DAYTON, Tenn. — Do more marketing of Rhea County. Increase cooperation between the community's businesses and government. Attract retirees. Recruit and retain retail businesses.
Those were some of the goals brought up by nearly 30 Rhea County leaders attending a meeting Tuesday of the Rhea Economic and Tourism Council.
It was the first meeting headed by the council's new executive director, John Payne, who took over after Raymond Walker resigned in December. Under Walker, recruiting and retaining industries was the main focus of the council, not marketing.
The "key is putting the plan together and implementing it" along with weighing the costs to accomplish the goals, Payne said after the session.
Millie Callaway, community development consultant for the Tennessee Valley Authority, which operates the Watts Bar Nuclear Plant in Spring City, Tenn., described the meeting as "setting the table ... for future priorities and impact."
She said she would use information gathered at the session for a report to help direct the council's strategy to achieve the goals.
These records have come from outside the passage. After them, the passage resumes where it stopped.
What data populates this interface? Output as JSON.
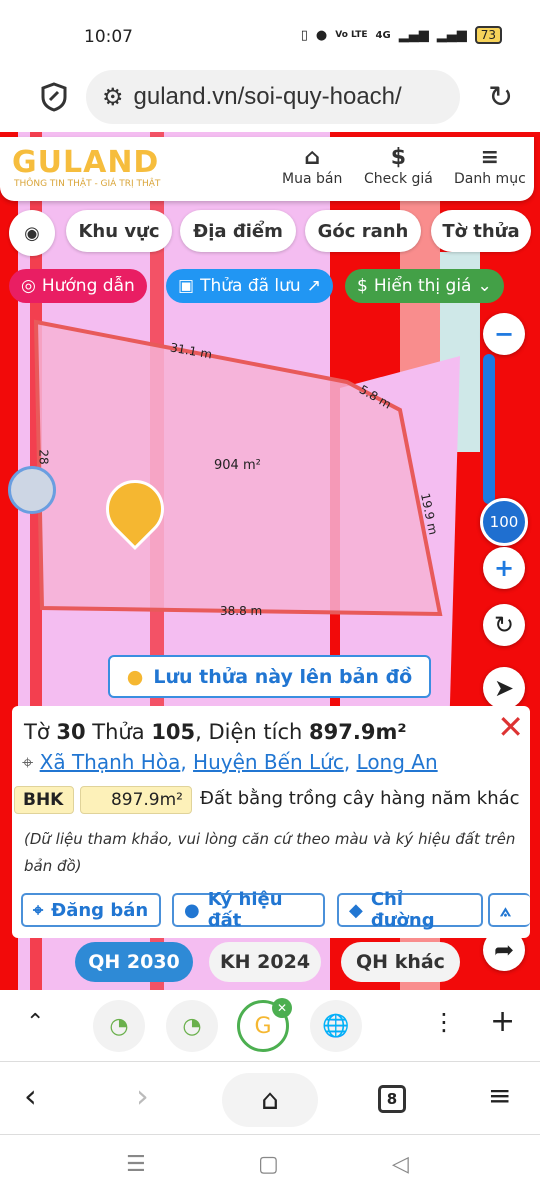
{
  "status": {
    "time": "10:07",
    "battery": "73",
    "network": "4G",
    "volte": "Vo LTE"
  },
  "browser": {
    "url": "guland.vn/soi-quy-hoach/",
    "tab_count": "8"
  },
  "header": {
    "logo": "GULAND",
    "slogan": "THÔNG TIN THẬT - GIÁ TRỊ THẬT",
    "nav": [
      {
        "label": "Mua bán",
        "icon": "building-icon"
      },
      {
        "label": "Check giá",
        "icon": "dollar-icon"
      },
      {
        "label": "Danh mục",
        "icon": "menu-icon"
      }
    ]
  },
  "filters": [
    "Khu vực",
    "Địa điểm",
    "Góc ranh",
    "Tờ thửa"
  ],
  "actions": {
    "guide": "Hướng dẫn",
    "saved": "Thửa đã lưu",
    "price": "Hiển thị giá"
  },
  "colors": {
    "guide": "#e91e63",
    "saved": "#2196f3",
    "price": "#43a047",
    "zone": "#f20a0a",
    "parcel": "#e85a5a"
  },
  "map": {
    "edges": [
      "31.1 m",
      "5.8 m",
      "19.9 m",
      "38.8 m",
      "28"
    ],
    "area": "904 m²",
    "zoom": "100",
    "save_btn": "Lưu thửa này lên bản đồ"
  },
  "card": {
    "to_label": "Tờ",
    "to": "30",
    "thua_label": "Thửa",
    "thua": "105",
    "dt_label": ", Diện tích",
    "area": "897.9m²",
    "commune": "Xã Thạnh Hòa",
    "district": "Huyện Bến Lức",
    "province": "Long An",
    "code": "BHK",
    "code_area": "897.9m²",
    "land_type": "Đất bằng trồng cây hàng năm khác",
    "note": "(Dữ liệu tham khảo, vui lòng căn cứ theo màu và ký hiệu đất trên bản đồ)",
    "buttons": [
      "Đăng bán",
      "Ký hiệu đất",
      "Chỉ đường"
    ]
  },
  "plans": [
    "QH 2030",
    "KH 2024",
    "QH khác"
  ]
}
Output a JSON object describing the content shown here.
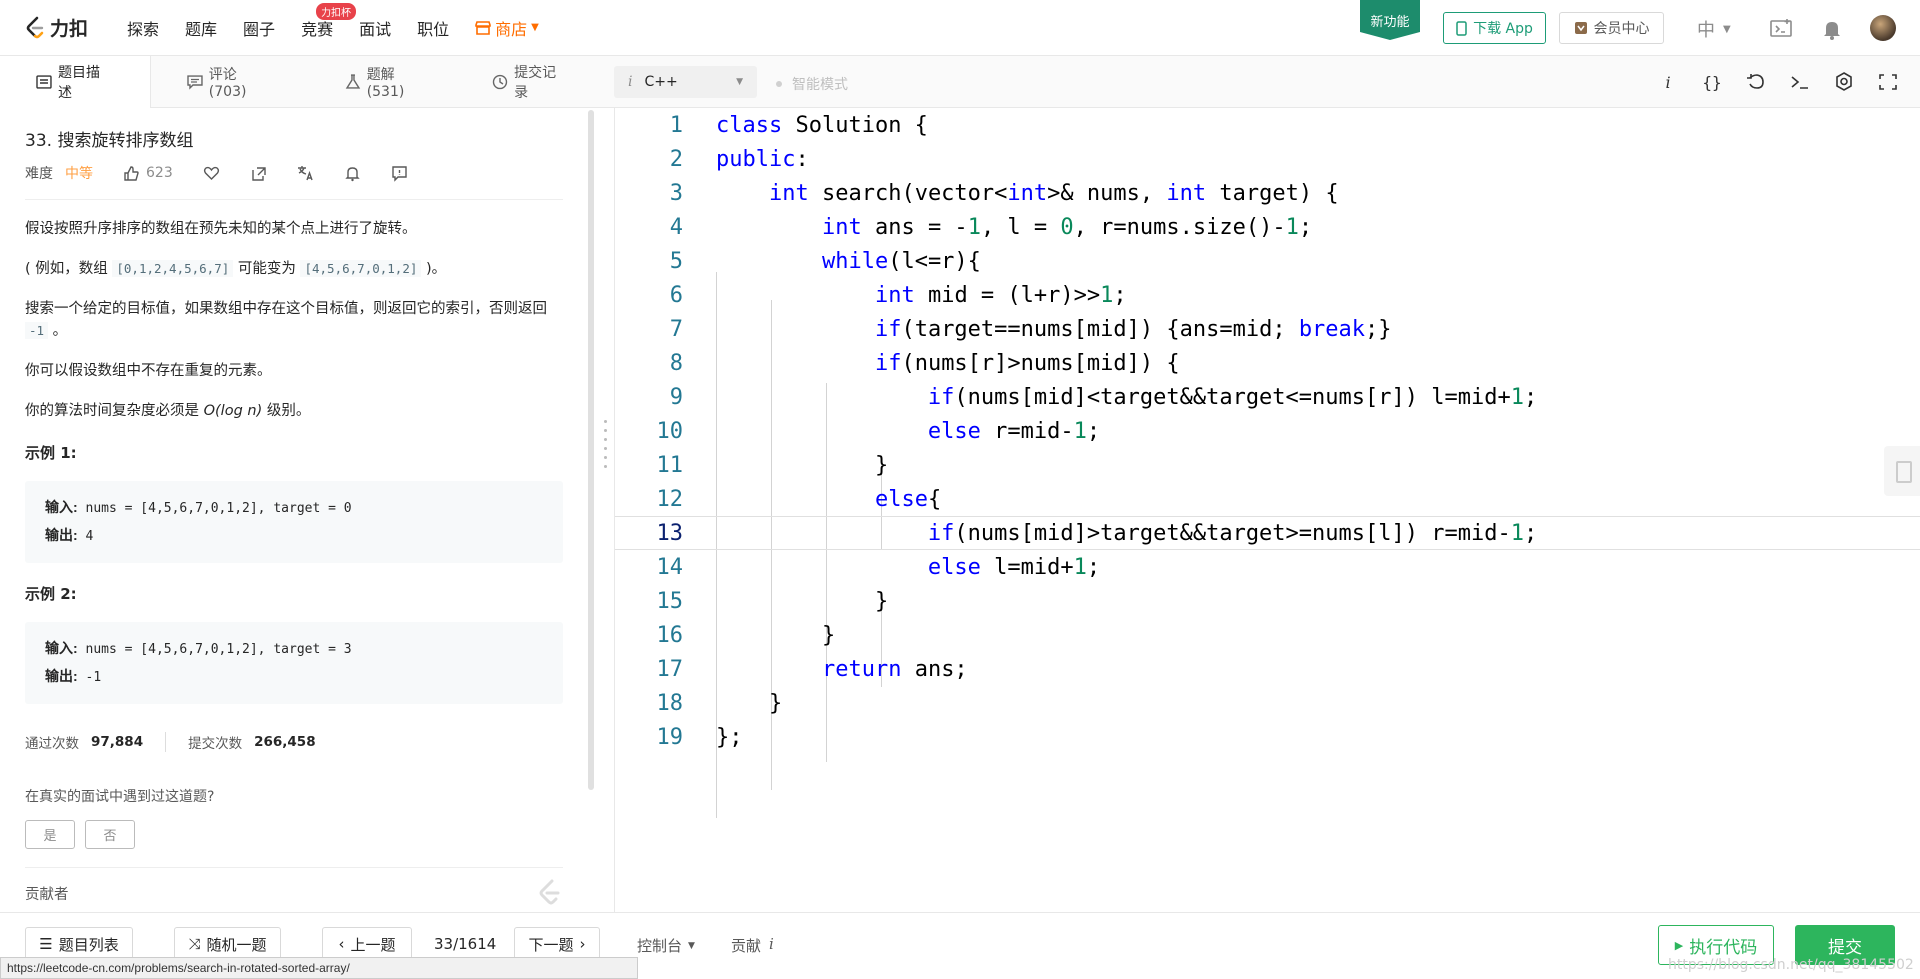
{
  "nav": {
    "logo_text": "力扣",
    "items": [
      "探索",
      "题库",
      "圈子",
      "竞赛",
      "面试",
      "职位"
    ],
    "contest_badge": "力扣杯",
    "store": "商店",
    "new_feature": "新功能",
    "download": "下载 App",
    "member": "会员中心",
    "lang": "中",
    "accent": "#1d9c77"
  },
  "left_tabs": {
    "description": "题目描述",
    "comments": "评论 (703)",
    "solutions": "题解(531)",
    "submissions": "提交记录"
  },
  "problem": {
    "title": "33. 搜索旋转排序数组",
    "difficulty_label": "难度",
    "difficulty": "中等",
    "likes": "623",
    "para1": "假设按照升序排序的数组在预先未知的某个点上进行了旋转。",
    "para2_pre": "( 例如，数组 ",
    "para2_code1": "[0,1,2,4,5,6,7]",
    "para2_mid": " 可能变为 ",
    "para2_code2": "[4,5,6,7,0,1,2]",
    "para2_post": " )。",
    "para3_pre": "搜索一个给定的目标值，如果数组中存在这个目标值，则返回它的索引，否则返回 ",
    "para3_code": "-1",
    "para3_post": " 。",
    "para4": "你可以假设数组中不存在重复的元素。",
    "para5_pre": "你的算法时间复杂度必须是 ",
    "para5_math": "O(log n)",
    "para5_post": " 级别。",
    "example1_title": "示例 1:",
    "example1_input_label": "输入:",
    "example1_input": " nums = [4,5,6,7,0,1,2], target = 0",
    "example1_output_label": "输出:",
    "example1_output": " 4",
    "example2_title": "示例 2:",
    "example2_input_label": "输入:",
    "example2_input": " nums = [4,5,6,7,0,1,2], target = 3",
    "example2_output_label": "输出:",
    "example2_output": " -1",
    "accepted_label": "通过次数",
    "accepted": "97,884",
    "submitted_label": "提交次数",
    "submitted": "266,458",
    "interview_q": "在真实的面试中遇到过这道题?",
    "yes": "是",
    "no": "否",
    "contributors": "贡献者"
  },
  "editor": {
    "language": "C++",
    "smart_mode": "智能模式",
    "lines": [
      "1",
      "2",
      "3",
      "4",
      "5",
      "6",
      "7",
      "8",
      "9",
      "10",
      "11",
      "12",
      "13",
      "14",
      "15",
      "16",
      "17",
      "18",
      "19"
    ],
    "current_line": 13
  },
  "bottom": {
    "problem_list": "题目列表",
    "random": "随机一题",
    "prev": "上一题",
    "page": "33/1614",
    "next": "下一题",
    "console": "控制台",
    "contribute": "贡献",
    "run": "执行代码",
    "submit": "提交"
  },
  "status_url": "https://leetcode-cn.com/problems/search-in-rotated-sorted-array/",
  "watermark": "https://blog.csdn.net/qq_38145502"
}
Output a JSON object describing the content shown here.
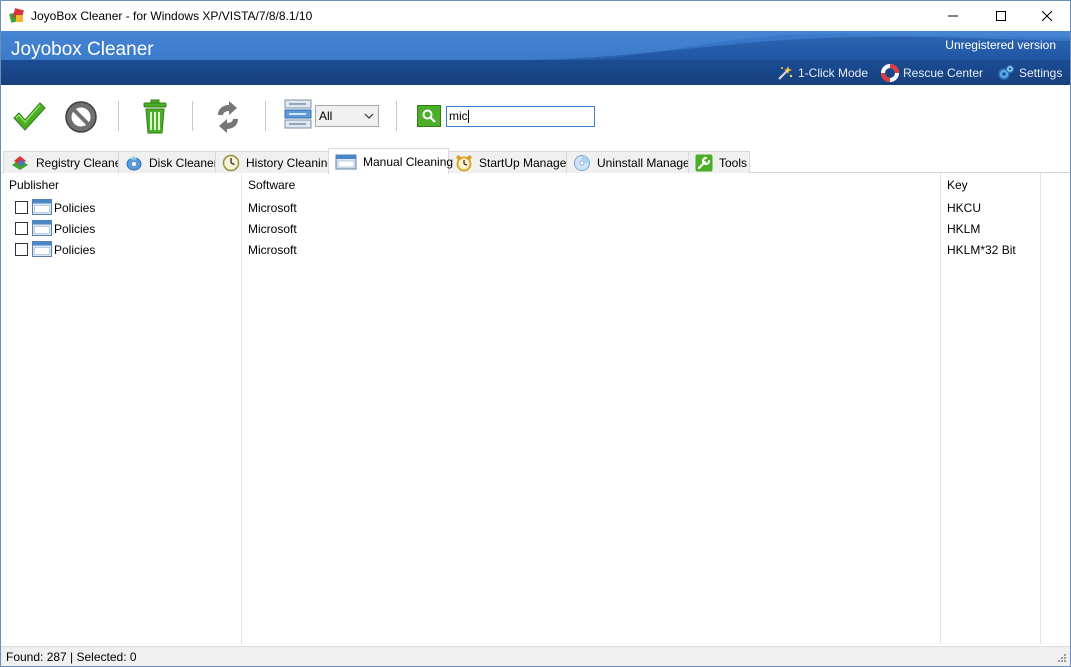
{
  "window": {
    "title": "JoyoBox Cleaner - for Windows XP/VISTA/7/8/8.1/10",
    "minimize_icon": "minimize-icon",
    "maximize_icon": "maximize-icon",
    "close_icon": "close-icon"
  },
  "header": {
    "app_name": "Joyobox Cleaner",
    "license_status": "Unregistered version",
    "menu": [
      {
        "label": "1-Click Mode",
        "icon": "magic-wand-icon"
      },
      {
        "label": "Rescue Center",
        "icon": "lifebuoy-icon"
      },
      {
        "label": "Settings",
        "icon": "gears-icon"
      }
    ]
  },
  "toolbar": {
    "buttons": [
      {
        "icon": "checkmark-icon"
      },
      {
        "icon": "stop-icon"
      },
      {
        "icon": "trash-icon"
      },
      {
        "icon": "refresh-icon"
      }
    ],
    "filter": {
      "value": "All",
      "icon": "item-list-icon"
    },
    "search": {
      "value": "mic",
      "icon": "search-icon"
    }
  },
  "tabs": [
    {
      "label": "Registry Cleaner",
      "icon": "registry-icon",
      "active": false
    },
    {
      "label": "Disk Cleaner",
      "icon": "disk-icon",
      "active": false
    },
    {
      "label": "History Cleaning",
      "icon": "clock-icon",
      "active": false
    },
    {
      "label": "Manual Cleaning",
      "icon": "window-icon",
      "active": true
    },
    {
      "label": "StartUp Manager",
      "icon": "alarm-clock-icon",
      "active": false
    },
    {
      "label": "Uninstall Manager",
      "icon": "cd-icon",
      "active": false
    },
    {
      "label": "Tools",
      "icon": "wrench-icon",
      "active": false
    }
  ],
  "table": {
    "columns": [
      "Publisher",
      "Software",
      "Key"
    ],
    "rows": [
      {
        "publisher": "Policies",
        "software": "Microsoft",
        "key": "HKCU",
        "checked": false
      },
      {
        "publisher": "Policies",
        "software": "Microsoft",
        "key": "HKLM",
        "checked": false
      },
      {
        "publisher": "Policies",
        "software": "Microsoft",
        "key": "HKLM*32 Bit",
        "checked": false
      }
    ]
  },
  "status": {
    "text": "Found: 287 | Selected: 0"
  },
  "colors": {
    "header_blue": "#2d6bbf",
    "header_dark": "#173f7c",
    "accent_green": "#4caf2a",
    "search_border": "#3b7bc8"
  }
}
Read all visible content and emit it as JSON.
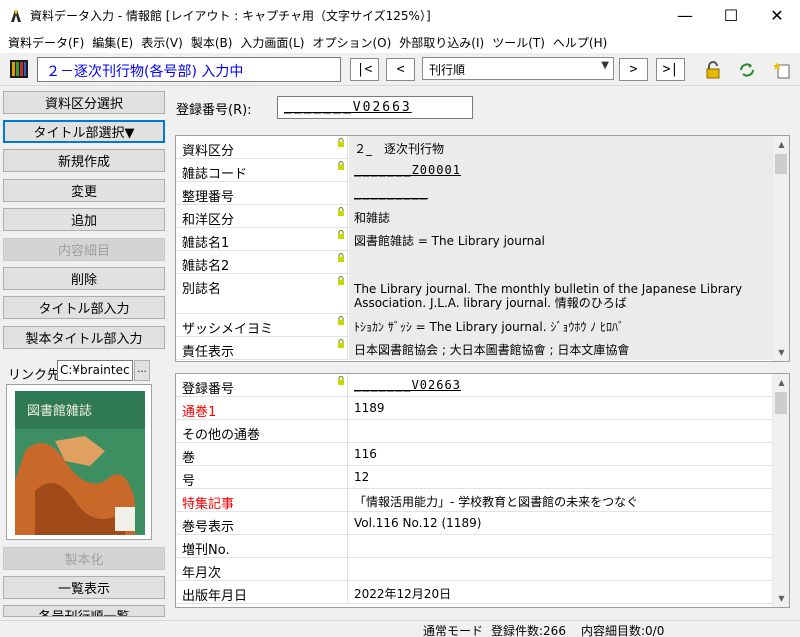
{
  "window": {
    "title": "資料データ入力 - 情報館 [レイアウト : キャプチャ用（文字サイズ125%）]",
    "minimize": "—",
    "maximize": "☐",
    "close": "✕"
  },
  "menu": [
    "資料データ(F)",
    "編集(E)",
    "表示(V)",
    "製本(B)",
    "入力画面(L)",
    "オプション(O)",
    "外部取り込み(I)",
    "ツール(T)",
    "ヘルプ(H)"
  ],
  "toolbar": {
    "mode": "２－逐次刊行物(各号部) 入力中",
    "first": "|<",
    "prev": "<",
    "order": "刊行順",
    "next": ">",
    "last": ">|"
  },
  "left_buttons": {
    "shiryo_kubun": "資料区分選択",
    "title_select": "タイトル部選択▼",
    "new": "新規作成",
    "change": "変更",
    "add": "追加",
    "detail": "内容細目",
    "delete": "削除",
    "title_input": "タイトル部入力",
    "binding_title_input": "製本タイトル部入力",
    "binding": "製本化",
    "list": "一覧表示",
    "partial": "各号刊行順一覧"
  },
  "link": {
    "label": "リンク先",
    "value": "C:¥braintec",
    "browse": "..."
  },
  "cover": {
    "title": "図書館雑誌"
  },
  "reg": {
    "label": "登録番号(R):",
    "value": "_______V02663"
  },
  "upper_rows": [
    {
      "label": "資料区分",
      "value": "２_　逐次刊行物"
    },
    {
      "label": "雑誌コード",
      "value": "_______Z00001"
    },
    {
      "label": "整理番号",
      "value": "_________"
    },
    {
      "label": "和洋区分",
      "value": "和雑誌"
    },
    {
      "label": "雑誌名1",
      "value": "図書館雑誌 = The Library journal"
    },
    {
      "label": "雑誌名2",
      "value": ""
    },
    {
      "label": "別誌名",
      "value": "The Library journal. The monthly bulletin of the Japanese Library",
      "value2": "Association. J.L.A. library journal. 情報のひろば"
    },
    {
      "label": "ザッシメイヨミ",
      "value": "ﾄｼｮｶﾝ ｻﾞｯｼ = The Library journal. ｼﾞｮｳﾎｳ ﾉ ﾋﾛﾊﾞ"
    },
    {
      "label": "責任表示",
      "value": "日本図書館協会 ; 大日本圖書館協會 ; 日本文庫協會"
    }
  ],
  "lower_rows": [
    {
      "label": "登録番号",
      "value": "_______V02663"
    },
    {
      "label": "通巻1",
      "value": "1189"
    },
    {
      "label": "その他の通巻",
      "value": ""
    },
    {
      "label": "巻",
      "value": "116"
    },
    {
      "label": "号",
      "value": "12"
    },
    {
      "label": "特集記事",
      "value": "「情報活用能力」- 学校教育と図書館の未来をつなぐ"
    },
    {
      "label": "巻号表示",
      "value": "Vol.116 No.12 (1189)"
    },
    {
      "label": "増刊No.",
      "value": ""
    },
    {
      "label": "年月次",
      "value": ""
    },
    {
      "label": "出版年月日",
      "value": "2022年12月20日"
    }
  ],
  "status": {
    "mode": "通常モード",
    "count": "登録件数:266",
    "detail_count": "内容細目数:0/0"
  },
  "colors": {
    "mode_text": "#0000ff",
    "required_label": "#ff0000"
  }
}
President Lenita Sanders, with the Dayton Chamber of Commerce, listed "market Rhea County" as one of her top three priorities.
Rhea County Executive George Thacker agreed. He said that last year he created TV and radio commercials to showcase "great things in Rhea County that don't cost anything" to attract budget-conscious travelers.
Payne said accomplishing the goals includes bringing in people who live outside Rhea rather than simply passing money among county residents.
A longtime goal for economic leaders has been industrial growth and the development of the industrial parks.
Leaders listed Rhea's accomplishments in the last decade and challenges they've encountered.
They lauded MainStreet Dayton's state-funded courthouse revitalization and the construction of Rhea County High School in Evensville.
Kimberly McMillian is based in Rhea County. Contact her at firstname.lastname@example.org.